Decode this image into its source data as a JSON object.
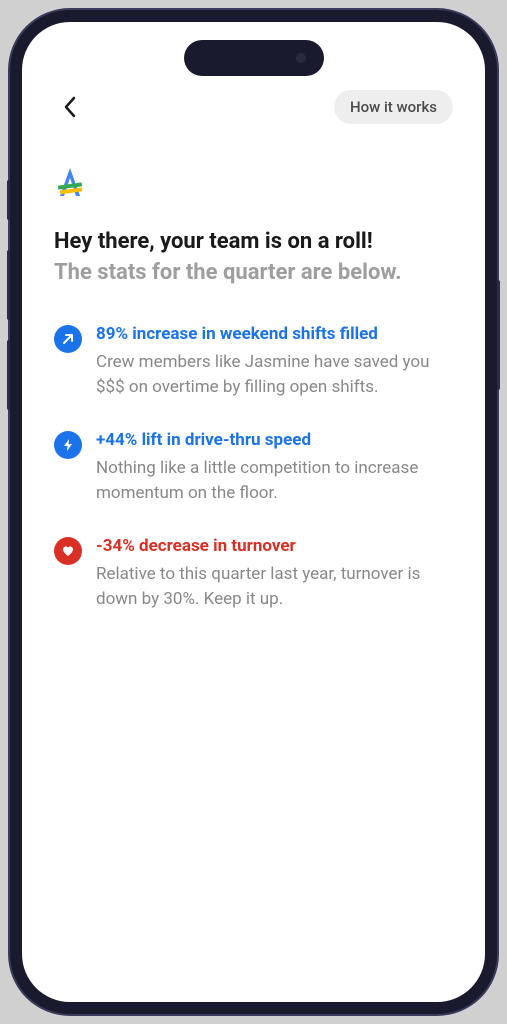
{
  "header": {
    "howItWorks": "How it works"
  },
  "title": "Hey there, your team is on a roll!",
  "subtitle": "The stats for the quarter are below.",
  "stats": [
    {
      "heading": "89% increase in weekend shifts filled",
      "description": "Crew members like Jasmine have saved you $$$ on overtime by filling open shifts."
    },
    {
      "heading": "+44% lift in drive-thru speed",
      "description": "Nothing like a little competition to increase momentum on the floor."
    },
    {
      "heading": "-34% decrease in turnover",
      "description": "Relative to this quarter last year, turnover is down by 30%. Keep it up."
    }
  ]
}
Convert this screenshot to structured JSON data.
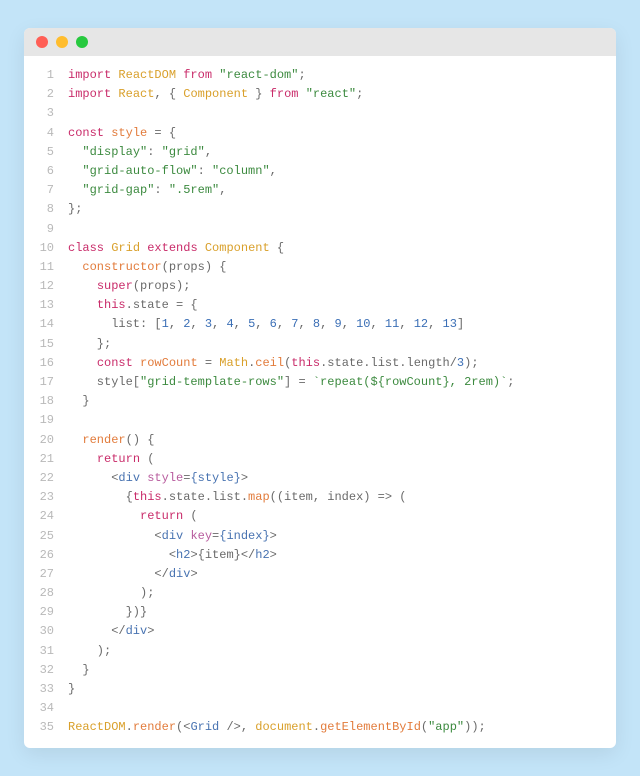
{
  "lines": [
    [
      [
        "kw",
        "import"
      ],
      [
        "punc",
        " "
      ],
      [
        "class",
        "ReactDOM"
      ],
      [
        "punc",
        " "
      ],
      [
        "kw",
        "from"
      ],
      [
        "punc",
        " "
      ],
      [
        "str",
        "\"react-dom\""
      ],
      [
        "punc",
        ";"
      ]
    ],
    [
      [
        "kw",
        "import"
      ],
      [
        "punc",
        " "
      ],
      [
        "class",
        "React"
      ],
      [
        "punc",
        ", { "
      ],
      [
        "class",
        "Component"
      ],
      [
        "punc",
        " } "
      ],
      [
        "kw",
        "from"
      ],
      [
        "punc",
        " "
      ],
      [
        "str",
        "\"react\""
      ],
      [
        "punc",
        ";"
      ]
    ],
    [
      [
        "punc",
        ""
      ]
    ],
    [
      [
        "kw",
        "const"
      ],
      [
        "punc",
        " "
      ],
      [
        "fn",
        "style"
      ],
      [
        "punc",
        " = {"
      ]
    ],
    [
      [
        "punc",
        "  "
      ],
      [
        "str",
        "\"display\""
      ],
      [
        "punc",
        ": "
      ],
      [
        "str",
        "\"grid\""
      ],
      [
        "punc",
        ","
      ]
    ],
    [
      [
        "punc",
        "  "
      ],
      [
        "str",
        "\"grid-auto-flow\""
      ],
      [
        "punc",
        ": "
      ],
      [
        "str",
        "\"column\""
      ],
      [
        "punc",
        ","
      ]
    ],
    [
      [
        "punc",
        "  "
      ],
      [
        "str",
        "\"grid-gap\""
      ],
      [
        "punc",
        ": "
      ],
      [
        "str",
        "\".5rem\""
      ],
      [
        "punc",
        ","
      ]
    ],
    [
      [
        "punc",
        "};"
      ]
    ],
    [
      [
        "punc",
        ""
      ]
    ],
    [
      [
        "kw",
        "class"
      ],
      [
        "punc",
        " "
      ],
      [
        "class",
        "Grid"
      ],
      [
        "punc",
        " "
      ],
      [
        "kw",
        "extends"
      ],
      [
        "punc",
        " "
      ],
      [
        "class",
        "Component"
      ],
      [
        "punc",
        " {"
      ]
    ],
    [
      [
        "punc",
        "  "
      ],
      [
        "fn",
        "constructor"
      ],
      [
        "punc",
        "(props) {"
      ]
    ],
    [
      [
        "punc",
        "    "
      ],
      [
        "kw",
        "super"
      ],
      [
        "punc",
        "(props);"
      ]
    ],
    [
      [
        "punc",
        "    "
      ],
      [
        "kw",
        "this"
      ],
      [
        "punc",
        ".state = {"
      ]
    ],
    [
      [
        "punc",
        "      list: ["
      ],
      [
        "num",
        "1"
      ],
      [
        "punc",
        ", "
      ],
      [
        "num",
        "2"
      ],
      [
        "punc",
        ", "
      ],
      [
        "num",
        "3"
      ],
      [
        "punc",
        ", "
      ],
      [
        "num",
        "4"
      ],
      [
        "punc",
        ", "
      ],
      [
        "num",
        "5"
      ],
      [
        "punc",
        ", "
      ],
      [
        "num",
        "6"
      ],
      [
        "punc",
        ", "
      ],
      [
        "num",
        "7"
      ],
      [
        "punc",
        ", "
      ],
      [
        "num",
        "8"
      ],
      [
        "punc",
        ", "
      ],
      [
        "num",
        "9"
      ],
      [
        "punc",
        ", "
      ],
      [
        "num",
        "10"
      ],
      [
        "punc",
        ", "
      ],
      [
        "num",
        "11"
      ],
      [
        "punc",
        ", "
      ],
      [
        "num",
        "12"
      ],
      [
        "punc",
        ", "
      ],
      [
        "num",
        "13"
      ],
      [
        "punc",
        "]"
      ]
    ],
    [
      [
        "punc",
        "    };"
      ]
    ],
    [
      [
        "punc",
        "    "
      ],
      [
        "kw",
        "const"
      ],
      [
        "punc",
        " "
      ],
      [
        "fn",
        "rowCount"
      ],
      [
        "punc",
        " = "
      ],
      [
        "class",
        "Math"
      ],
      [
        "punc",
        "."
      ],
      [
        "fn",
        "ceil"
      ],
      [
        "punc",
        "("
      ],
      [
        "kw",
        "this"
      ],
      [
        "punc",
        ".state.list.length/"
      ],
      [
        "num",
        "3"
      ],
      [
        "punc",
        ");"
      ]
    ],
    [
      [
        "punc",
        "    style["
      ],
      [
        "str",
        "\"grid-template-rows\""
      ],
      [
        "punc",
        "] = "
      ],
      [
        "str",
        "`repeat(${rowCount}, 2rem)`"
      ],
      [
        "punc",
        ";"
      ]
    ],
    [
      [
        "punc",
        "  }"
      ]
    ],
    [
      [
        "punc",
        ""
      ]
    ],
    [
      [
        "punc",
        "  "
      ],
      [
        "fn",
        "render"
      ],
      [
        "punc",
        "() {"
      ]
    ],
    [
      [
        "punc",
        "    "
      ],
      [
        "kw",
        "return"
      ],
      [
        "punc",
        " ("
      ]
    ],
    [
      [
        "punc",
        "      <"
      ],
      [
        "tag",
        "div"
      ],
      [
        "punc",
        " "
      ],
      [
        "attr",
        "style"
      ],
      [
        "punc",
        "="
      ],
      [
        "tag",
        "{style}"
      ],
      [
        "punc",
        ">"
      ]
    ],
    [
      [
        "punc",
        "        {"
      ],
      [
        "kw",
        "this"
      ],
      [
        "punc",
        ".state.list."
      ],
      [
        "fn",
        "map"
      ],
      [
        "punc",
        "((item, index) => ("
      ]
    ],
    [
      [
        "punc",
        "          "
      ],
      [
        "kw",
        "return"
      ],
      [
        "punc",
        " ("
      ]
    ],
    [
      [
        "punc",
        "            <"
      ],
      [
        "tag",
        "div"
      ],
      [
        "punc",
        " "
      ],
      [
        "attr",
        "key"
      ],
      [
        "punc",
        "="
      ],
      [
        "tag",
        "{index}"
      ],
      [
        "punc",
        ">"
      ]
    ],
    [
      [
        "punc",
        "              <"
      ],
      [
        "tag",
        "h2"
      ],
      [
        "punc",
        ">{item}</"
      ],
      [
        "tag",
        "h2"
      ],
      [
        "punc",
        ">"
      ]
    ],
    [
      [
        "punc",
        "            </"
      ],
      [
        "tag",
        "div"
      ],
      [
        "punc",
        ">"
      ]
    ],
    [
      [
        "punc",
        "          );"
      ]
    ],
    [
      [
        "punc",
        "        })}"
      ]
    ],
    [
      [
        "punc",
        "      </"
      ],
      [
        "tag",
        "div"
      ],
      [
        "punc",
        ">"
      ]
    ],
    [
      [
        "punc",
        "    );"
      ]
    ],
    [
      [
        "punc",
        "  }"
      ]
    ],
    [
      [
        "punc",
        "}"
      ]
    ],
    [
      [
        "punc",
        ""
      ]
    ],
    [
      [
        "class",
        "ReactDOM"
      ],
      [
        "punc",
        "."
      ],
      [
        "fn",
        "render"
      ],
      [
        "punc",
        "(<"
      ],
      [
        "tag",
        "Grid"
      ],
      [
        "punc",
        " />, "
      ],
      [
        "class",
        "document"
      ],
      [
        "punc",
        "."
      ],
      [
        "fn",
        "getElementById"
      ],
      [
        "punc",
        "("
      ],
      [
        "str",
        "\"app\""
      ],
      [
        "punc",
        "));"
      ]
    ]
  ]
}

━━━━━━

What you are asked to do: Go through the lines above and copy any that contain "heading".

The completed task:
      "heading": "89% increase in weekend shifts filled",
      "heading": "+44% lift in drive-thru speed",
      "heading": "-34% decrease in turnover",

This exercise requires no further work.